**Problem to work on:** After reading the data below, copy out every line that contains the word "Curilovsky".
==== Extracted data ====
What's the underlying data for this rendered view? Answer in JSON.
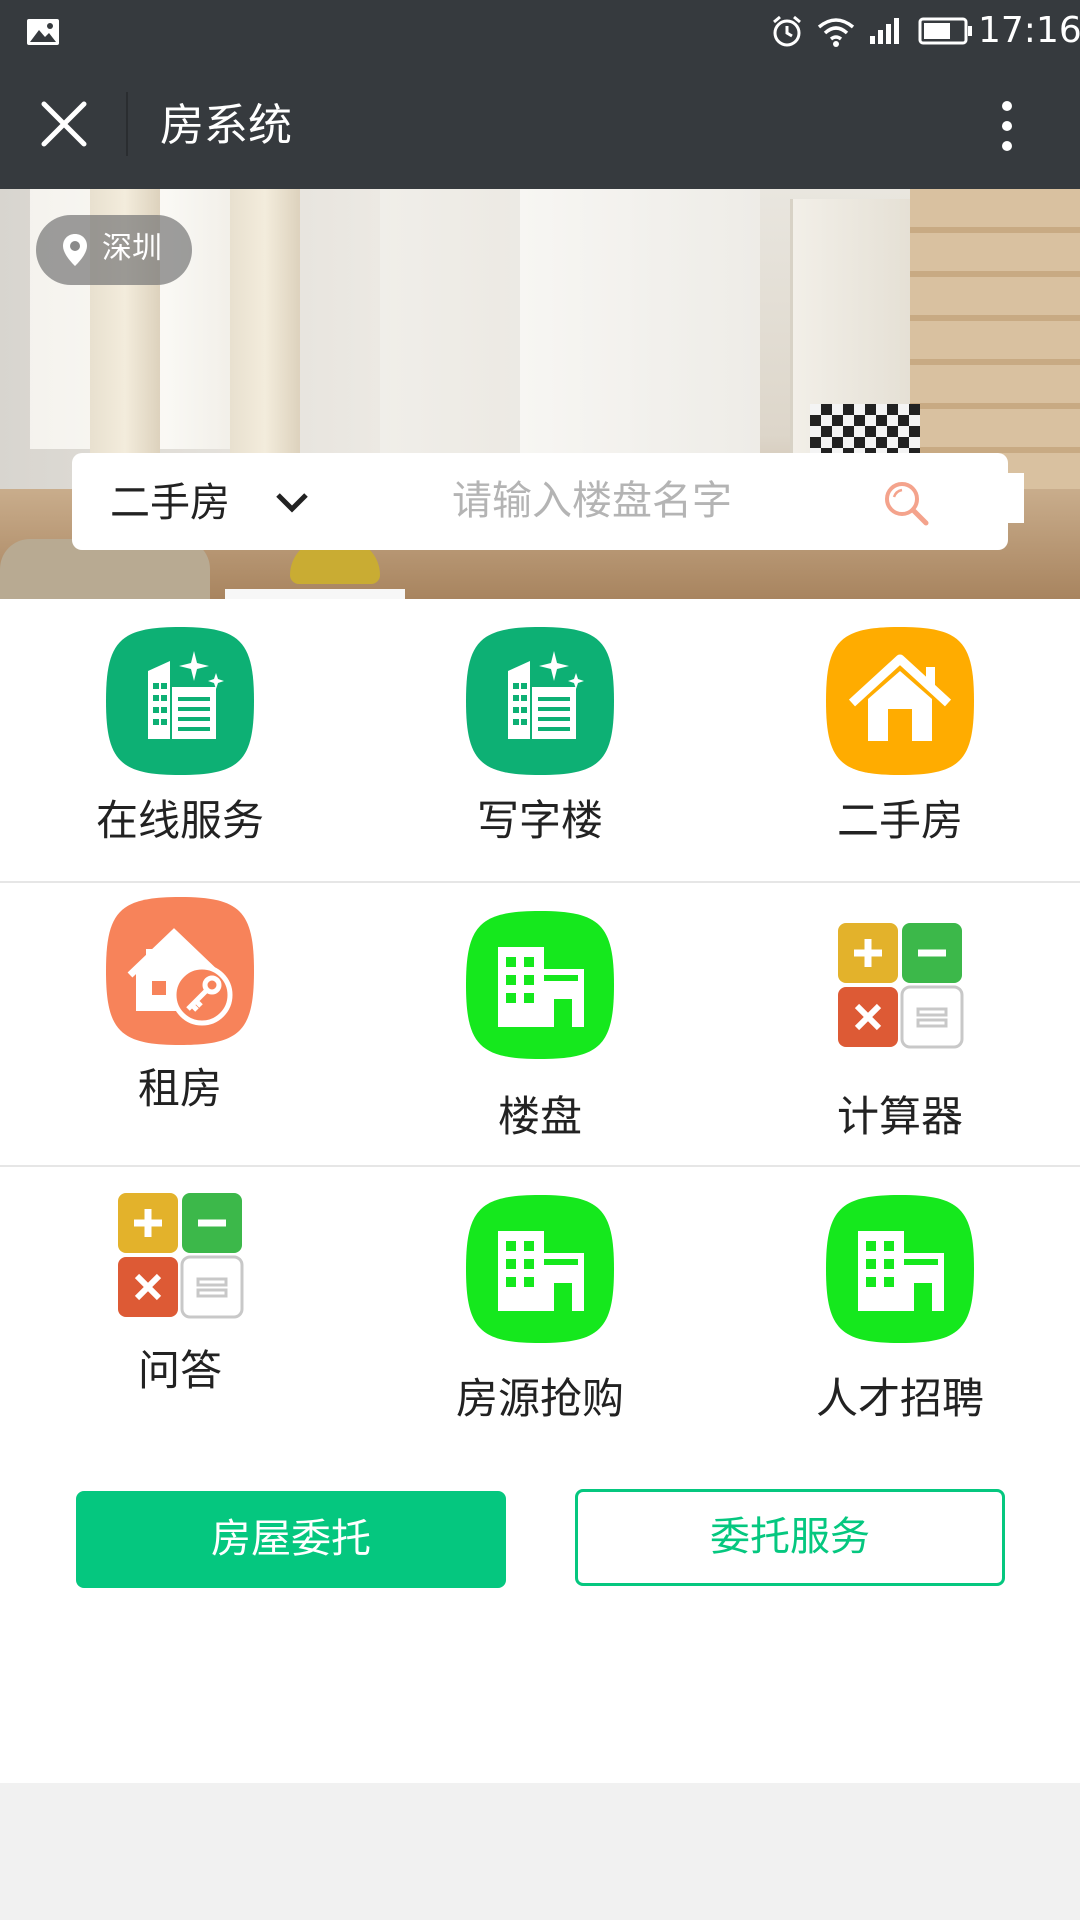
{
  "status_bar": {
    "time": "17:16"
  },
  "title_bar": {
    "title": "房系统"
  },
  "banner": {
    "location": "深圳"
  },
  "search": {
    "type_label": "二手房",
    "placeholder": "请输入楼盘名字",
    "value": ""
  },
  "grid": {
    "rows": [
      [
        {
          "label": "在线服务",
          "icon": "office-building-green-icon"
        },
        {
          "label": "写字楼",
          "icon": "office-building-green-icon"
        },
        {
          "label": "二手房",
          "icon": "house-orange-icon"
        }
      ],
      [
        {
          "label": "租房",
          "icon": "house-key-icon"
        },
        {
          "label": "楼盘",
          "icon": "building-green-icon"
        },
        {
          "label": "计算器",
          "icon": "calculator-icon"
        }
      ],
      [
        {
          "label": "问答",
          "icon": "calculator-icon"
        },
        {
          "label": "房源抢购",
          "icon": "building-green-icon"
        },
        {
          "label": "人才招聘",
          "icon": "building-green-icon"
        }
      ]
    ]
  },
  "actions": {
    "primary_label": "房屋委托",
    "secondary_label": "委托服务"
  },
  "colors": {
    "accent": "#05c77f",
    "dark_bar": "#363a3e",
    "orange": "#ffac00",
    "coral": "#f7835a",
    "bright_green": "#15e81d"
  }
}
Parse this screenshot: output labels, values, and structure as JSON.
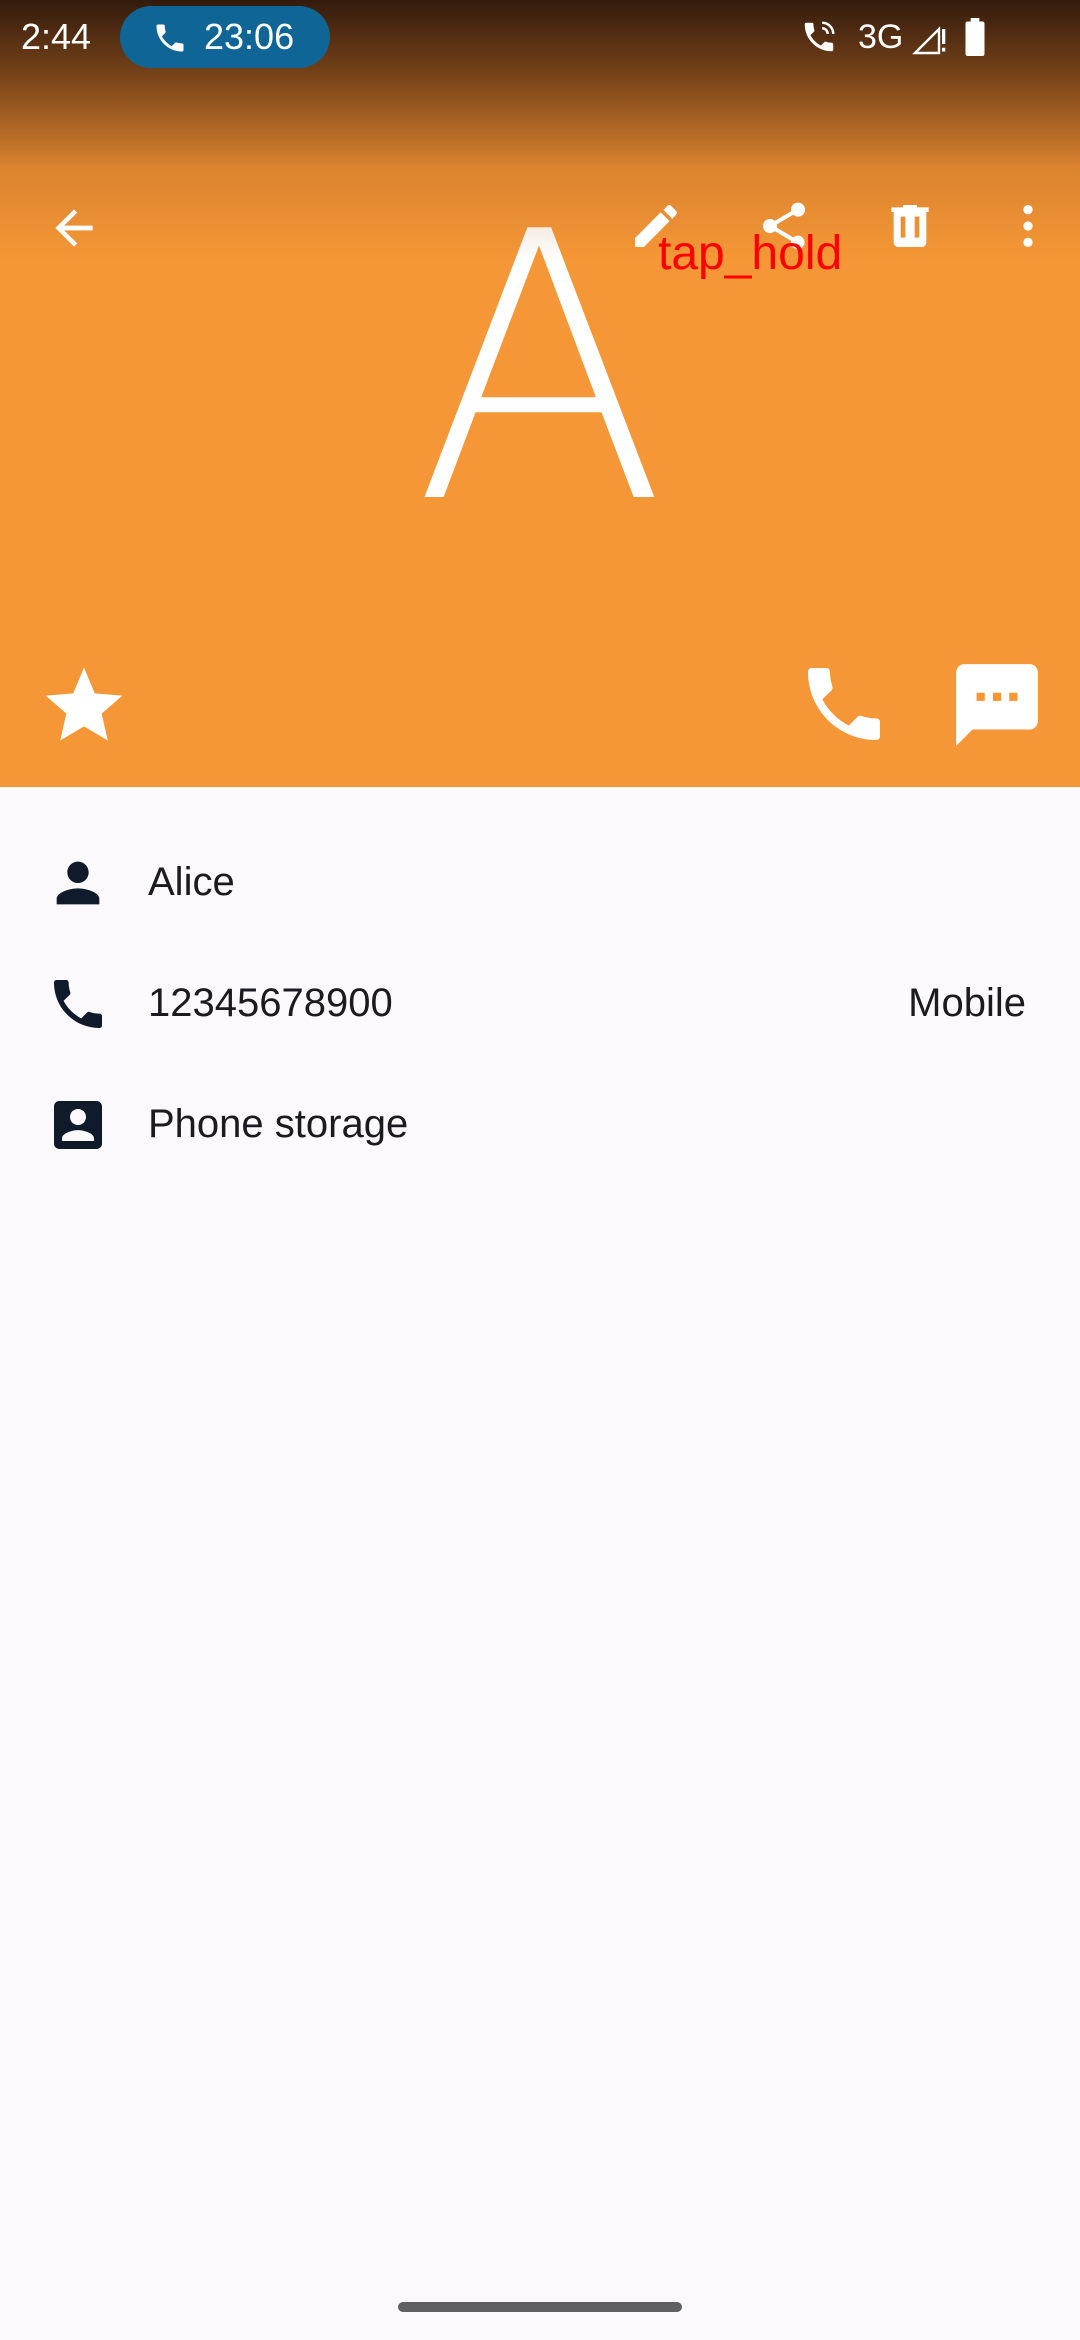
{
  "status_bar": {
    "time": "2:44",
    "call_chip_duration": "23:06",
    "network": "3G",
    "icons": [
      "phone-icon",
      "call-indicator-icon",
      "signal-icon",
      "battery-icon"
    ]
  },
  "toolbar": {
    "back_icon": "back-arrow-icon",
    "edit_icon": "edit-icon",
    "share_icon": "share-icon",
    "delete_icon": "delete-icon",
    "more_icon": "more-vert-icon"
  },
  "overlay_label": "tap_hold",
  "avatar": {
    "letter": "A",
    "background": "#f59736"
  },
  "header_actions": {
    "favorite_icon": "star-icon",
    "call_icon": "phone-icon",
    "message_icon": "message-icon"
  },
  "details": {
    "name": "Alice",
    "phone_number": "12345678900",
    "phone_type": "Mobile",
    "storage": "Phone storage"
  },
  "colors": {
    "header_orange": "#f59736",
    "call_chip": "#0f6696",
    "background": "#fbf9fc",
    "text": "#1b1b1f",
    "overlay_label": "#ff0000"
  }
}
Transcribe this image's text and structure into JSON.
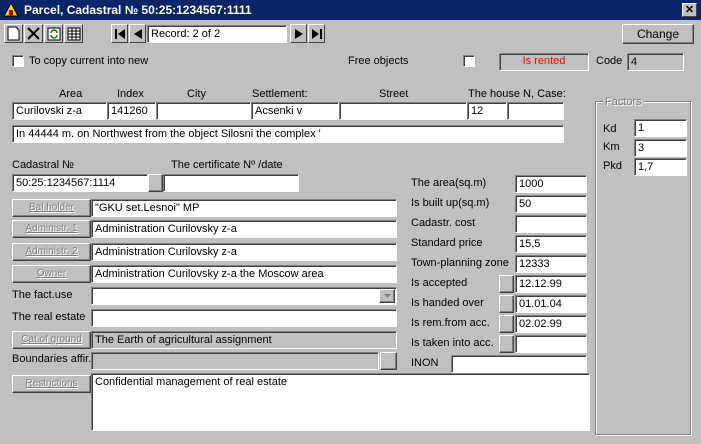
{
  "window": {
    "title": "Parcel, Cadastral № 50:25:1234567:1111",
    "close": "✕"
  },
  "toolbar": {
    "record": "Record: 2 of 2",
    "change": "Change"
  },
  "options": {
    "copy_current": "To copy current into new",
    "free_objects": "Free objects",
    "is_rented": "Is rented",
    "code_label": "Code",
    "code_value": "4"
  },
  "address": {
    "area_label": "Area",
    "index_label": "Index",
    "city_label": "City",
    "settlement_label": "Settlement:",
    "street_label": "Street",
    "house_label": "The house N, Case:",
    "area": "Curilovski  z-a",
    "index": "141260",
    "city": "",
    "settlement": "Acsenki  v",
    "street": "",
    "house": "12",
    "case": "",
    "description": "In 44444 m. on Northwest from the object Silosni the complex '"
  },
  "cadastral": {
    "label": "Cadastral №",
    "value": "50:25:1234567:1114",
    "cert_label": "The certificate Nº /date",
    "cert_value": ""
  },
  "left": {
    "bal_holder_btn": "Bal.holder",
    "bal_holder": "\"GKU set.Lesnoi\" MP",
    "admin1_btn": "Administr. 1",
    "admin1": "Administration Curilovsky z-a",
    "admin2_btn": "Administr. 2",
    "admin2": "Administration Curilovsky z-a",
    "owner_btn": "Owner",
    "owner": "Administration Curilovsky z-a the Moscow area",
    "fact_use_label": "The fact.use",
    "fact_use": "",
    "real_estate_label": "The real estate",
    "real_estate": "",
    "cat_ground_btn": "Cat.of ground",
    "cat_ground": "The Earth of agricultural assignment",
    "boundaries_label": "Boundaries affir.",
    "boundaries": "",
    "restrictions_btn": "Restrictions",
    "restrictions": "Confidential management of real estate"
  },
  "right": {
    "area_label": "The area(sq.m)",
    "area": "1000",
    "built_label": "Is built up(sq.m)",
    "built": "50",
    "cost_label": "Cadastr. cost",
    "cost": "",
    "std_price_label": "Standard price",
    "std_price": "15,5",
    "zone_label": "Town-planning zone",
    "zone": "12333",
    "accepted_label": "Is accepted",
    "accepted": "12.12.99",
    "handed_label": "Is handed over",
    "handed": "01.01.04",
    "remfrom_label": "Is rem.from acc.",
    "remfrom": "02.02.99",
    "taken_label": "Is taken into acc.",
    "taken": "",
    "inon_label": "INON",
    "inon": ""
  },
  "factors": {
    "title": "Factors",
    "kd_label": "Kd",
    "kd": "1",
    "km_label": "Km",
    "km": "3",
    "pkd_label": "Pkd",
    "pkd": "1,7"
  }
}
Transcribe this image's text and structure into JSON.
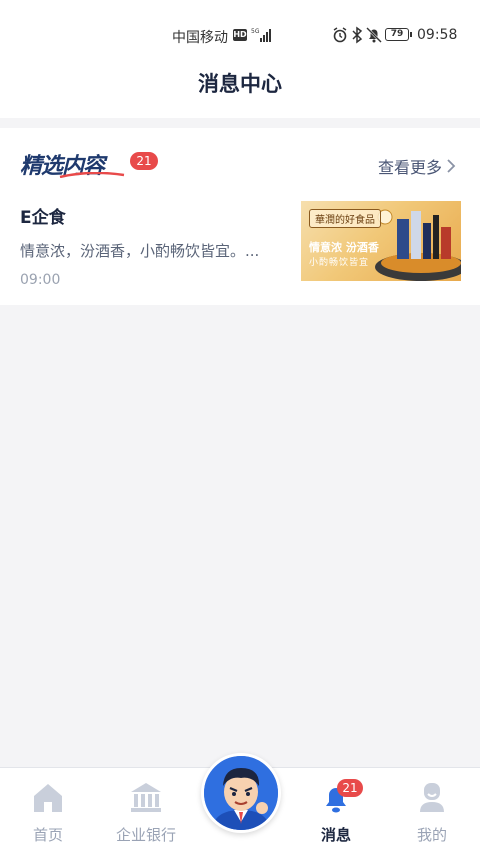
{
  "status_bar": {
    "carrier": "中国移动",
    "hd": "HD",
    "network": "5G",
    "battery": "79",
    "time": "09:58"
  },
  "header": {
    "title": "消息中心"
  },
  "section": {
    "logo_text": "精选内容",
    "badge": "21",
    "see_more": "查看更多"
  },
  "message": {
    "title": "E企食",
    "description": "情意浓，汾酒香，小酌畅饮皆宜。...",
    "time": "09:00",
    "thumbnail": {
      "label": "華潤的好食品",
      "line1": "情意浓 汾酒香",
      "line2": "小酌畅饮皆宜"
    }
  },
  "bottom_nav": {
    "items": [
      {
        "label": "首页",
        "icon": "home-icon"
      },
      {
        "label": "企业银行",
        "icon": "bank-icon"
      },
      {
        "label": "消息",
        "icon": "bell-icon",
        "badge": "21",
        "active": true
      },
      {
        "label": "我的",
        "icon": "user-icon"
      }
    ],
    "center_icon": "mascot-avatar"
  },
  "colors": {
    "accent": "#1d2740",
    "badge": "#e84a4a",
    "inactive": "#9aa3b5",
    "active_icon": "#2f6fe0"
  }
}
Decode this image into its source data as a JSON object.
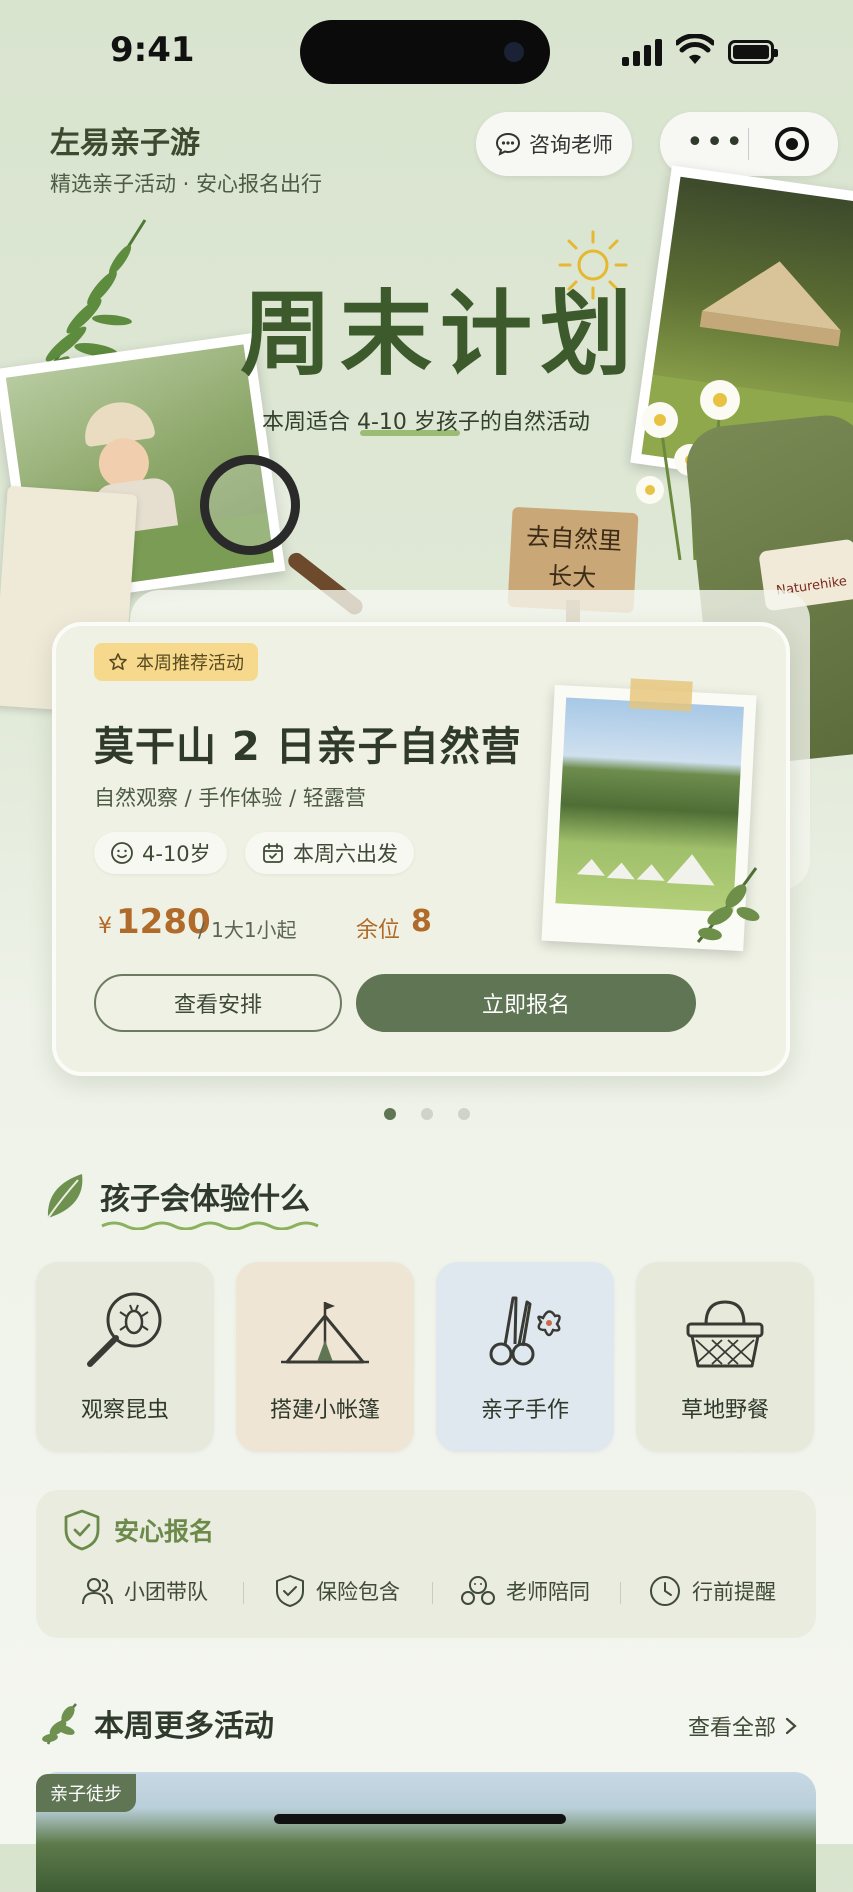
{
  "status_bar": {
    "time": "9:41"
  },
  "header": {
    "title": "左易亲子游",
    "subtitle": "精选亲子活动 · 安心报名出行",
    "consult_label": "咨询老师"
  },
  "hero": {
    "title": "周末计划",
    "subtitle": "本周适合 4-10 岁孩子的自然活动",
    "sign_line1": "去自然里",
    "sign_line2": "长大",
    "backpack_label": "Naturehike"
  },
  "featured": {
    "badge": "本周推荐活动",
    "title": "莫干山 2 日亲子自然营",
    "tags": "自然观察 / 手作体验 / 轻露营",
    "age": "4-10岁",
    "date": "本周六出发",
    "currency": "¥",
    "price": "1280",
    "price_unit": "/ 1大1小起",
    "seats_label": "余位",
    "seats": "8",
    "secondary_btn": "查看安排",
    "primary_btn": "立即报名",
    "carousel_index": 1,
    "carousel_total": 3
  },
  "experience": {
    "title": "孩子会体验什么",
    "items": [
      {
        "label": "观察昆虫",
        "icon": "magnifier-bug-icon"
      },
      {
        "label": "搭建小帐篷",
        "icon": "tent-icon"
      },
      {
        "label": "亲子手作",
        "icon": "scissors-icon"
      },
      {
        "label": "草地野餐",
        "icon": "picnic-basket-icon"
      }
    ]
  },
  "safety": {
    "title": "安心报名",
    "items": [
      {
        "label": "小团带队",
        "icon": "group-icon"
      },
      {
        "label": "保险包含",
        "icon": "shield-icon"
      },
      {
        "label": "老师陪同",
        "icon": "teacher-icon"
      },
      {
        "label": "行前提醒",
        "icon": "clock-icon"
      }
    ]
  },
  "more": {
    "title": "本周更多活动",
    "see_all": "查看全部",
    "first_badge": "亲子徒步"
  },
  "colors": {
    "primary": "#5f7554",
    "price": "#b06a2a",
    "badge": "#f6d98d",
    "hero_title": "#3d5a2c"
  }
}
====
**Your response:**
    "admin1": "Administration Curilovsky z-a",
    "admin2": "Administration Curilovsky z-a",
    "owner": "Administration Curilovsky z-a the Moscow area",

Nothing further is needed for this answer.